[[ SUPPLIED MATERIAL open ]]

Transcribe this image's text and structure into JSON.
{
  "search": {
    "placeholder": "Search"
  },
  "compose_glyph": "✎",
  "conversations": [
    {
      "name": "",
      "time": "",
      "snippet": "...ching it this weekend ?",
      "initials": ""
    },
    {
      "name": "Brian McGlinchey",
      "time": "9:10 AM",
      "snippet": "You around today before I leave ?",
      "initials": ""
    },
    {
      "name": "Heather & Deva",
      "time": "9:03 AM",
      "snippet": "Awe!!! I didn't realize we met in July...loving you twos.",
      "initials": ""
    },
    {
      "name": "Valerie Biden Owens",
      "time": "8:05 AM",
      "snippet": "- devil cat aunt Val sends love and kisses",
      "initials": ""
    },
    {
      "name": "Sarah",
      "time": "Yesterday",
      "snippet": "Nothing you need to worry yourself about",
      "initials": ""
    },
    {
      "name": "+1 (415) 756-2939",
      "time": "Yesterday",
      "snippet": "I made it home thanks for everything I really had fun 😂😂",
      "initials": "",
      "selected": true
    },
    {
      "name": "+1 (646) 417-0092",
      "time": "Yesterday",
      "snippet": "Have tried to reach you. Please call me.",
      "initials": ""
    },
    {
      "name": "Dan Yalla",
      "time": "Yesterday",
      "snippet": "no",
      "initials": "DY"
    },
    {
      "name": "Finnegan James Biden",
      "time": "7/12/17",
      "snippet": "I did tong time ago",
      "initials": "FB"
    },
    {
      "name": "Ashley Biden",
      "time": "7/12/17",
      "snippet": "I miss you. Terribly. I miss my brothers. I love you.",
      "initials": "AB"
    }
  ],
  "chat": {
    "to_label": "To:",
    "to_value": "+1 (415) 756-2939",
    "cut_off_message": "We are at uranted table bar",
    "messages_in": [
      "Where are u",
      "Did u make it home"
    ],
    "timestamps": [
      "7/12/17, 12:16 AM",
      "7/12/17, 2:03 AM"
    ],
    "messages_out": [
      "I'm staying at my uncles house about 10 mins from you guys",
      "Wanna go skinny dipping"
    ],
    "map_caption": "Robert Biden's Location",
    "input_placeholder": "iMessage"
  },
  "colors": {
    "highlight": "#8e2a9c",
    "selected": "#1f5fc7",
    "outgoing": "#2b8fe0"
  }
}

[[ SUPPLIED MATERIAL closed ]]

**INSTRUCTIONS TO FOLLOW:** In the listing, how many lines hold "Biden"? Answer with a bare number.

**EXPECTED ANSWER:** 4